The only real streak of light at all is ‘My Cloud’, an immaculately side-chained slice of pure chill. Scott-Heron’s vocals are at their most soulful and romantic, sounding like something Marvin Gaye might have been quite pleased with. These relaxed, come hither lines are floated out on top of a bed of pulsing bass, white-noise and subtly moving keyboard lines. The song is a standout, and not just for its difference in tone. The quieter sections are as emotive as any classic soul ballad you care to name and the rise in energy during the middle is vigorously impassioned.
After a brief interlude, one of four, comes ‘The Crutch’. This songs is slightly different too and great for it. Where its bass end retains that London feel, the beat is true post-Dilla material, sounding closer to Brainfeeder artists like Flying Lotus or Anticon acts like Odd Nosdam or BATHS. The spoken word vocals create a deep-seated sense of tension, dry and terse in the middle of the crazed hip-hop beat and stuttering vocal samples.

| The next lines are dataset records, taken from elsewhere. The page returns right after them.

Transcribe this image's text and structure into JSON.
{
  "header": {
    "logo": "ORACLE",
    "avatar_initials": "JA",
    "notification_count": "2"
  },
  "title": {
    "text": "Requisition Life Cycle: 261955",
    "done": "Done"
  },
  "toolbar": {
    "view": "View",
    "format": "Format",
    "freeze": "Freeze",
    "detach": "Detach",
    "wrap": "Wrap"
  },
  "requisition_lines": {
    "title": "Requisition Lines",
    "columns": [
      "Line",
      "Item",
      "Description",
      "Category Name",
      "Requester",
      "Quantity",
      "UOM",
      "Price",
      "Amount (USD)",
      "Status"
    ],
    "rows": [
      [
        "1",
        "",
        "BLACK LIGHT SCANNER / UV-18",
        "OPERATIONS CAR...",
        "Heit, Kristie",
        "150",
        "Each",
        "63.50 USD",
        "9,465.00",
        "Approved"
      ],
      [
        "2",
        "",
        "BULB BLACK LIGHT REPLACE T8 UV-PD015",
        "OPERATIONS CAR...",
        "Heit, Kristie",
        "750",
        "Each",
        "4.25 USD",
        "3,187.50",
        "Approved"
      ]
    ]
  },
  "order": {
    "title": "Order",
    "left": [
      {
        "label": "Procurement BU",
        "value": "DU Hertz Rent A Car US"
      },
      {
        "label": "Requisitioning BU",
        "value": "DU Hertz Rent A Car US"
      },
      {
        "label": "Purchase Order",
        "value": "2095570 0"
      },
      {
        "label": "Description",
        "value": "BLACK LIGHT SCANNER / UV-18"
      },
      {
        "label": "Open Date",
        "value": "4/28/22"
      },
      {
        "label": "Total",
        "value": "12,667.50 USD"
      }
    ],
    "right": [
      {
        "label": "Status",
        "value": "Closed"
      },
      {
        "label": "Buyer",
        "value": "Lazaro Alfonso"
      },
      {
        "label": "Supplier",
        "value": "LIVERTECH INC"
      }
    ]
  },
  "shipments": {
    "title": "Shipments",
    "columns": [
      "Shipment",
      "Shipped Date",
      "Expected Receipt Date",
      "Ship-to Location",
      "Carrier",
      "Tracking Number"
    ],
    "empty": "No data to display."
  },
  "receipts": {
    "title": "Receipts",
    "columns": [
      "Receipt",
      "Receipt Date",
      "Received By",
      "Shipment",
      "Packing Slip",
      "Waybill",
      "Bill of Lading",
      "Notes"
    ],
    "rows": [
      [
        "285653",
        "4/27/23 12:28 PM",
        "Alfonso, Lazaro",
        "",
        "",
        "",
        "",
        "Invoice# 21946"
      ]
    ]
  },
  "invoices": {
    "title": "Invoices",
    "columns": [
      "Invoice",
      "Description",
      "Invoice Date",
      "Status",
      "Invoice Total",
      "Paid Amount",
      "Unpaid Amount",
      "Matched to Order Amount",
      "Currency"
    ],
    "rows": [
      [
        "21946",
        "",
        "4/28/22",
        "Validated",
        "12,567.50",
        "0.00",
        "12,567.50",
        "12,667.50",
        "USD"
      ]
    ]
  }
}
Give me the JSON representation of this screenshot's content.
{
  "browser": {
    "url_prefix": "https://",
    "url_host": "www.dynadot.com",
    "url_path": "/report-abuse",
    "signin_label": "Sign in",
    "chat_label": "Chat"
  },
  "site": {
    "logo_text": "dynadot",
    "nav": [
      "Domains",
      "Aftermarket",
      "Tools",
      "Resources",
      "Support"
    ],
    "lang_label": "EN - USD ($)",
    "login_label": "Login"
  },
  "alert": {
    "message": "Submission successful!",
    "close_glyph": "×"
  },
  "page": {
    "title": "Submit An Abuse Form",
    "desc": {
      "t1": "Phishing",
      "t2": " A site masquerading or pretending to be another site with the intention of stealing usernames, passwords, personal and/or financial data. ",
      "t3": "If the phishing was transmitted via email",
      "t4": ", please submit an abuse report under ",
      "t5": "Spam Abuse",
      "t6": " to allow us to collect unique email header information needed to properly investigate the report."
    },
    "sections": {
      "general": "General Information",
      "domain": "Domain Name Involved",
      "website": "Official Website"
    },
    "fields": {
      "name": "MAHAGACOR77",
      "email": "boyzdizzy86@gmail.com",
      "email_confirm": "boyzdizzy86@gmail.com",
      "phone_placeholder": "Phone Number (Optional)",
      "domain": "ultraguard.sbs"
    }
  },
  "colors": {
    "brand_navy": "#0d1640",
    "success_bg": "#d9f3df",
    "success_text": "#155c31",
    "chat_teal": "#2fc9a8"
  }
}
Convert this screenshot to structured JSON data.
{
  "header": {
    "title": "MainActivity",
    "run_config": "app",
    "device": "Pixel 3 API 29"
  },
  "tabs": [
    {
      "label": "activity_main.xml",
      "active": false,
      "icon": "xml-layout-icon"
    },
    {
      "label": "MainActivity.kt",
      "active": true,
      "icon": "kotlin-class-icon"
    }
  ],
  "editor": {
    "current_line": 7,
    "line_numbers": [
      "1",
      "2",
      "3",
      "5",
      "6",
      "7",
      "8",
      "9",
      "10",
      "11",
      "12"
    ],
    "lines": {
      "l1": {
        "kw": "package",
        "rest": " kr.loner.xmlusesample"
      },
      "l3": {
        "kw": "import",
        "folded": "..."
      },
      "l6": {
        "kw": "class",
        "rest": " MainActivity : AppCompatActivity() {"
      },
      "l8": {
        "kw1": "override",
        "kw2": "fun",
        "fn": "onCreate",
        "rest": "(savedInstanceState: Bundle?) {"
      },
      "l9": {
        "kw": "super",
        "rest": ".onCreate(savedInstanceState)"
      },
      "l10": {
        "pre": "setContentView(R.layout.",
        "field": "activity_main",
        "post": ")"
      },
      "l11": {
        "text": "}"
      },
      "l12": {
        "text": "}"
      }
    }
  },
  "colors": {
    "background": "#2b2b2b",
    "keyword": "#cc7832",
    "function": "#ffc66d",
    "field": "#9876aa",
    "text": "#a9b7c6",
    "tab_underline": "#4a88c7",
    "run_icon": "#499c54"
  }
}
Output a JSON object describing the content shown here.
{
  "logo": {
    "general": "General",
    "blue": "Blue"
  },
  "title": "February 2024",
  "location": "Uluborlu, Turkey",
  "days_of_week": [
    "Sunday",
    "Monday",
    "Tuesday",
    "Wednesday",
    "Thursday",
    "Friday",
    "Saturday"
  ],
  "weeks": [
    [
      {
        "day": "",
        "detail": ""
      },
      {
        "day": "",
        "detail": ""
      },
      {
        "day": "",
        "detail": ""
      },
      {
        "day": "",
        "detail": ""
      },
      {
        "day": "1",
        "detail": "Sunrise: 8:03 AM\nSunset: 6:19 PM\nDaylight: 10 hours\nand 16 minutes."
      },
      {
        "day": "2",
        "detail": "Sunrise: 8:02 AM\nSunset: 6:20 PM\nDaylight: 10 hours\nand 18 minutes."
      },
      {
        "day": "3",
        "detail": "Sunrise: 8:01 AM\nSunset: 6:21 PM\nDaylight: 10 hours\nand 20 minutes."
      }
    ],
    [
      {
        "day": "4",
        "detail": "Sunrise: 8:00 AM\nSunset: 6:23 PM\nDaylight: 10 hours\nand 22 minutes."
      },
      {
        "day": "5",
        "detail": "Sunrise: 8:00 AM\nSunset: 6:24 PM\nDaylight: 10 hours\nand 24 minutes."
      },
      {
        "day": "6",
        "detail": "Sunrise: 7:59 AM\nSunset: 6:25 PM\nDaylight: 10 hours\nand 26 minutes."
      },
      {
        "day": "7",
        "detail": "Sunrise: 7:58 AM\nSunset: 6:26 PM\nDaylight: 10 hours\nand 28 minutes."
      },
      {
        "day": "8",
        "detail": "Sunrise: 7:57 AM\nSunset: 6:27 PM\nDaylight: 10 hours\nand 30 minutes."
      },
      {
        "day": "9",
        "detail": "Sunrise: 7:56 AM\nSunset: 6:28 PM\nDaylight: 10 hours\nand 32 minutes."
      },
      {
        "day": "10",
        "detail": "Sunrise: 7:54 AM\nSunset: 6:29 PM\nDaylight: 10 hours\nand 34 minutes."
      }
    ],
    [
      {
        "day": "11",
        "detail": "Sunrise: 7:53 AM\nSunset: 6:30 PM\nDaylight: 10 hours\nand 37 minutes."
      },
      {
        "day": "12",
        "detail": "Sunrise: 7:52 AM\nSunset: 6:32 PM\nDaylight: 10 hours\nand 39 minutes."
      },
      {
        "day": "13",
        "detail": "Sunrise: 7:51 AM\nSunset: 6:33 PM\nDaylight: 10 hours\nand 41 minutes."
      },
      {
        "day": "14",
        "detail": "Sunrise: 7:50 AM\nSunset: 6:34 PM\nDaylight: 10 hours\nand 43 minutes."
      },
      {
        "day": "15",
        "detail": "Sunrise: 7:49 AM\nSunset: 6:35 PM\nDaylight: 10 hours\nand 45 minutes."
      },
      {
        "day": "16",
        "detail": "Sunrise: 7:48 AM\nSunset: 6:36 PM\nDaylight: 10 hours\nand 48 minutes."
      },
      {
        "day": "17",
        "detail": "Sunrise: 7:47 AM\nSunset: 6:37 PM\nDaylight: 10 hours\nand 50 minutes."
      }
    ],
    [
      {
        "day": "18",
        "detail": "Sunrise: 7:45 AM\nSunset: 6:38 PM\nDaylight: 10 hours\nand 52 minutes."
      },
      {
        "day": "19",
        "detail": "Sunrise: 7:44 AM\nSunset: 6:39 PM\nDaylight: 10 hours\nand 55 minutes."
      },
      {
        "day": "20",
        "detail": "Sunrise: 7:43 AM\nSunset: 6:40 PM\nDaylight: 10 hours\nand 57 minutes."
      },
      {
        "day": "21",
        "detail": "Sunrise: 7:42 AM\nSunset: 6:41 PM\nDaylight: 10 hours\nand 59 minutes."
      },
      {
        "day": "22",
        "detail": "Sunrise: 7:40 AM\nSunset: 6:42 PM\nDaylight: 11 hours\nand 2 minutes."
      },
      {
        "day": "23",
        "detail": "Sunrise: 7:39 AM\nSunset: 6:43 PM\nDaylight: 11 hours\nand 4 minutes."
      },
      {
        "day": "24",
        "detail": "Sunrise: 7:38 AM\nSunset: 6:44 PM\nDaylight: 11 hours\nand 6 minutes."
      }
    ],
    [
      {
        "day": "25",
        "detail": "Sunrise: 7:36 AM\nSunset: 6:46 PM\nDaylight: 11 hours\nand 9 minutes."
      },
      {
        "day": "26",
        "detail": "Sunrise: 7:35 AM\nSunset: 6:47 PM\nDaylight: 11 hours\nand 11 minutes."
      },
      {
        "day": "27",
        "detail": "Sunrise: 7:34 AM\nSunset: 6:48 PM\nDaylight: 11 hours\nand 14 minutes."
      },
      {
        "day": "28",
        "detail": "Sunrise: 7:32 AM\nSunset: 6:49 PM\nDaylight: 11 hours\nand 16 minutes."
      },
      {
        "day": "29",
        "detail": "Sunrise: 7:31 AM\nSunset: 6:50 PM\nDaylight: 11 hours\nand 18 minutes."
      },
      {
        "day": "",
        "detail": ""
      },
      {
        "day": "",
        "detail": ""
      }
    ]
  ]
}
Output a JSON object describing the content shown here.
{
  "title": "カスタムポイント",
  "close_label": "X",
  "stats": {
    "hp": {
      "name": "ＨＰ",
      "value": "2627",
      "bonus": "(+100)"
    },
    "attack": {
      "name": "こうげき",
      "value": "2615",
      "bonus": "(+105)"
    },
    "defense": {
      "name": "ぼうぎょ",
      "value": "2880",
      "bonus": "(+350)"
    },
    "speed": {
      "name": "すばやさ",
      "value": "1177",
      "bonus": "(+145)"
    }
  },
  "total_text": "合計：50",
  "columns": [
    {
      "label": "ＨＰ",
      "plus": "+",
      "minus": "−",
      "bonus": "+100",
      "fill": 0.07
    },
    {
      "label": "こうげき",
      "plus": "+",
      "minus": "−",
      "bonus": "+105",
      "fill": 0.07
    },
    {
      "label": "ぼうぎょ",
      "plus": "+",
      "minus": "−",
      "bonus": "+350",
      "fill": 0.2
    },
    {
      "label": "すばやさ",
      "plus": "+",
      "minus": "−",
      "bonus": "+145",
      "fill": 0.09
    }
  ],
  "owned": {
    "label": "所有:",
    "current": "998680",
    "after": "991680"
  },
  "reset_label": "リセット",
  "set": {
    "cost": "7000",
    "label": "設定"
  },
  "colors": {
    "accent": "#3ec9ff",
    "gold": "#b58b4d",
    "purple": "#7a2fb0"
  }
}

In the end, it’s tracks like ‘Your Soul And Mine” and ‘NY Is Killing Me’ that have the most immediate impact, being the most clear dance floor fodder, in the best way possible. Both are dark, repetitive numbers, bringing out the groove in Jamie’s loops. They function as the bangers of the group, making no bones about their straightforward nature. The two-step bounce of the latter is irresistible and, if your head isn’t nodding before the off-beat, triplet hi-hats come in, they certainly will be after. The bass squelches around while the lead line pings high above it, straight from the rave handbook. Scott-Heron’s voice echoes in the space between the notes, introducing each new variation announcing the drops. It’s dance music at it’s most direct; filthy and uplifting at the same time.
The entire album is somewhat summed up in final track ‘I’ll Take Care Of You’. Combining the power and soul of Scott-Heron’s vocals with the rhythmic ingenuity of his young collaborator, its hand claps and keys give way to a distinctly-XX guitar line. It has everything going for it, bringing together all the aspects of its creators into one beautiful four-and-a-half-minute package. Its a little happier than many of the tracks that preceded it and you get a sense of the love that no doubt went into crafting this record, at every level.
It’s not the most cohesive record in the world, but it’s not meant to be. There’s just enough of a footprint in each track to keep them close, but every song works perfectly by itself and they are purposefully separated here with the series of short interludes that gives each its own power and space. This seems like Jamie’s way of making sure that Scott-Heron’s voice remains the most important aspect of the work and that, more than anything else, shows this as a labour of love and respect for a old master of “music you can jump up and down on”.